Denver sees uptick in bear activity as winter approaches

Last week, wildlife officers relocated a bear from a populated area of the city.

The Denver metro area has been seeing an increase in bear activity within the city, and the Colorado Parks and Wildlife say that while it may be alarming, it is not out of the ordinary. 

Last week, wildlife officers relocated a bear from a populated area of the city. 

CPW says that the sighting reports are increasing from locals, especially during springtime through August. 

"Bears can show up in unusual locations and generate lots of calls to our offices, at any time of year but especially in the fall as untapped food sources become more appealing," said CPW Northeast Region Manager Mark Leslie. "We evaluate every call based on the location and behavior of a bear and will relocate or remove bears when appropriate and feasible."

During late summer and early fall, bears are in hyperphagia. Hyperphagia is when bears are prepping for hibernation, spending up to 20 hours a day to consume 20,000 or more calories per day. 

Due to the need for more food, bears are seeking out new food sources within the city. 

Young bears could venture into the city due to establishing a territory or losing food in their traditional forage areas. These urban areas have unsecured trash cans, bird feeders, pet food and gardens, making the city desirable. 

CPW says that bears in urban areas are difficult to manage because there are not a lot of natural population checks, so sometimes they end up being managed by cars and conflicts.

"When we move one, there are very few places on the Front Range of Colorado that will not put them in contact with humans or the potential for conflict," Leslie says. 

CPW says that if you see a bear within the city to first and foremost, remain calm.
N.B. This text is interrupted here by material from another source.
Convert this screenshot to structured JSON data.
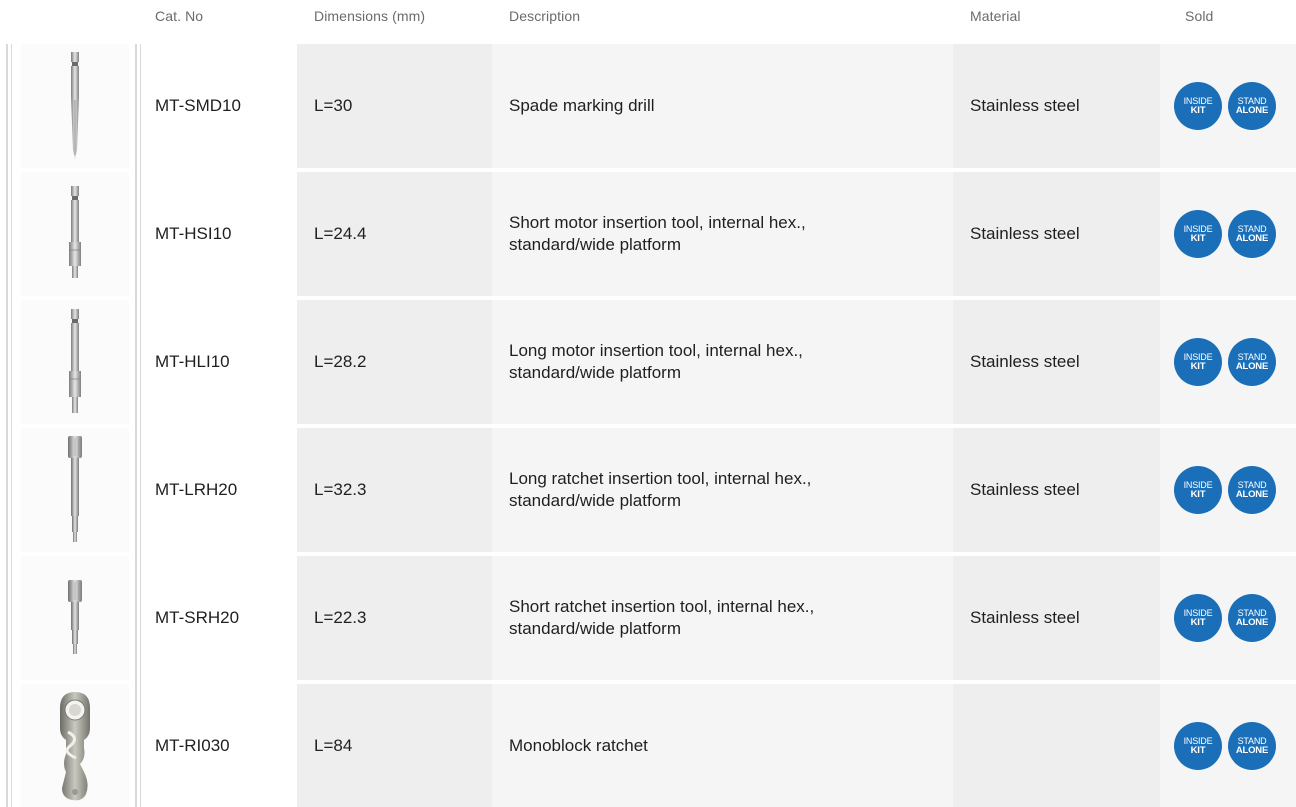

Make sure to take your pets inside and contact them or your local enforcement agency.